What’s the difference between seeing “gluten-free” on a label and “certified gluten-free” on a label? That’s what we will be talking about here!
Month: January 2021
Are gluten-free Oreos celiac-safe?
Gluten-free Oreos are starting to hit the shelf in the United States and it’s taking the gluten-free community by storm. But many people with celiac are wondering, are gluten-free Oreos celiac-safe?
This question stems from oats being listed in the ingredient list of Oreos. Let’s discuss why the presence of oats in gluten-free Oreos is a concern for people with celiac and whether or not the use of oats makes them unsafe for people with celiac.
Oats and celiac
Oats are a point of confusion for many people with celiac. The debate on their safety is frequently up for discussion.
So are oats celiac-safe? If they are certified gluten-free, purity protocol, or are listed in a certified gluten-free product, then the general answer is, yes.
Oats become dicey because of the way they are processed.
Oats are often grown in fields near wheat or in fields that have previously grown wheat. In addition to that, oats are then often processed in the same facility or even on the same equipment as wheat.
The processing of oats so close to wheat, makes oats at high-risk for cross-contact at unsafe levels.
Which is why, it’s so important that when you are buying oats or anything with oats, they should be certified gluten-free, be purity protocol, OR have a gluten-free certification on the label (not just have a gluten-free claim).
Even with GF certifications some people with celiac still react to oats...
Some people with celiac find they react to Oats, no matter if they were grown purity protocol or certified gluten-free. In this case, it’s generally advised that these people who still react, avoid oats.
If you want to know if you are sensitive to oats or should avoid them personally, contact me, let’s talk.
But ultimately, if the oats are certified gluten-free, purity protocol, or in a certified gluten-free product, the general consensus is they are celiac-safe.
Tension with oats in gluten-free oreos
I believe that the main point of tension with oats being present in Oreos is that Oreos come from Nabisco, a huge food brand.
And anxiety’s run high with this in the gluten-free community because we saw another huge brand abuse oats and their safety with a gluten-free claim.
Let me explain, in August 2015, General Mills launched Gluten-free Cheerios. Within a month of launching, complaints that Cheerios weren’t gluten-free started coming in. The problem ended up being contaminated oats.
A reminder that when a product has a gluten-free claim on the label (like cheerios has/had), that item per FDA labeling laws must have <20ppm of gluten in it.
But gluten-free claims are different from gluten-free certifications. A key difference? The responsibility of product safety testing for gluten-free claims lies with the manufacturer.
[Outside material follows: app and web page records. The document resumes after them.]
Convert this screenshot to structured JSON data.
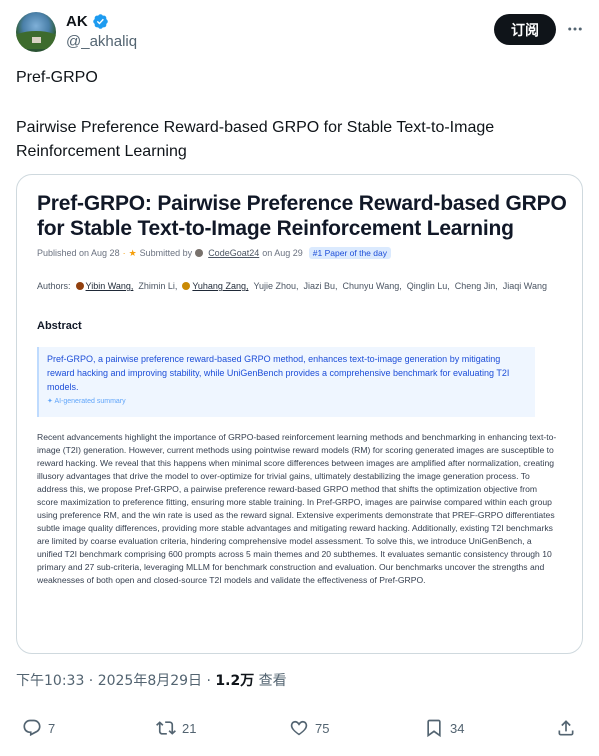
{
  "author": {
    "display_name": "AK",
    "handle": "@_akhaliq",
    "verified_icon": "verified-badge-icon",
    "follow_label": "订阅"
  },
  "tweet": {
    "title": "Pref-GRPO",
    "body": "Pairwise Preference Reward-based GRPO for Stable Text-to-Image Reinforcement Learning"
  },
  "card": {
    "paper_title": "Pref-GRPO: Pairwise Preference Reward-based GRPO for Stable Text-to-Image Reinforcement Learning",
    "published": "Published on Aug 28",
    "submitted_by": "Submitted by",
    "submitter": "CodeGoat24",
    "submitted_date": "on Aug 29",
    "badge": "#1 Paper of the day",
    "authors_label": "Authors:",
    "authors": [
      "Yibin Wang,",
      "Zhimin Li,",
      "Yuhang Zang,",
      "Yujie Zhou,",
      "Jiazi Bu,",
      "Chunyu Wang,",
      "Qinglin Lu,",
      "Cheng Jin,",
      "Jiaqi Wang"
    ],
    "abstract_heading": "Abstract",
    "summary": "Pref-GRPO, a pairwise preference reward-based GRPO method, enhances text-to-image generation by mitigating reward hacking and improving stability, while UniGenBench provides a comprehensive benchmark for evaluating T2I models.",
    "ai_label": "AI-generated summary",
    "abstract": "Recent advancements highlight the importance of GRPO-based reinforcement learning methods and benchmarking in enhancing text-to-image (T2I) generation. However, current methods using pointwise reward models (RM) for scoring generated images are susceptible to reward hacking. We reveal that this happens when minimal score differences between images are amplified after normalization, creating illusory advantages that drive the model to over-optimize for trivial gains, ultimately destabilizing the image generation process. To address this, we propose Pref-GRPO, a pairwise preference reward-based GRPO method that shifts the optimization objective from score maximization to preference fitting, ensuring more stable training. In Pref-GRPO, images are pairwise compared within each group using preference RM, and the win rate is used as the reward signal. Extensive experiments demonstrate that PREF-GRPO differentiates subtle image quality differences, providing more stable advantages and mitigating reward hacking. Additionally, existing T2I benchmarks are limited by coarse evaluation criteria, hindering comprehensive model assessment. To solve this, we introduce UniGenBench, a unified T2I benchmark comprising 600 prompts across 5 main themes and 20 subthemes. It evaluates semantic consistency through 10 primary and 27 sub-criteria, leveraging MLLM for benchmark construction and evaluation. Our benchmarks uncover the strengths and weaknesses of both open and closed-source T2I models and validate the effectiveness of Pref-GRPO."
  },
  "timestamp": {
    "time": "下午10:33 · 2025年8月29日 · ",
    "views": "1.2万",
    "views_label": " 查看"
  },
  "actions": {
    "replies": "7",
    "reposts": "21",
    "likes": "75",
    "bookmarks": "34"
  }
}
Whereas, the responsibility for testing when it comes to gluten-free certifications involves 3rd party testers.
In other words, gluten-free claims require the brand to do the testing themselves, whereas gluten-free certification require another company to check and confirm the safety.
This is where gluten-free Oreos come in.
Oats in gluten-free oreos
Given the scandal of Cheerios labeling their products gluten-free but using unsafe oats, people became understandably hyper-aware of oats in their products.
Thus, when Nabisco announced they were releasing gluten-free Oreos, people were up in arms about finding “oats” on the ingredient list.
More importantly, the oats on the ingredient list did not specify if they were certified gluten-free or not. The gluten-free community having already been burned by Cheerios, bothered to say the least.
While yes, Oreos does not state if the oats are purity protocol or certified gluten-free on the label, they have 1 key difference from Cheerios; a redeeming quality if you will.
They have a gluten-free certification by the Gluten Intolerance Group of North America (GFCO).
Meaning, that Nabisco’s Oreos have been tested by a 3rd party to have <10ppm of gluten in them. This is FAR below the FDA generally safe threshold of 20ppm.
So are gluten-free oreos celiac-safe?
Need help with label-reading or just general navigation of a gluten-free lifestyle? Work with me! I’m offering gluten-free lifestyle coaching to help people like you feel CONFIDENT in their food choices and overall gluten-free lifestyle.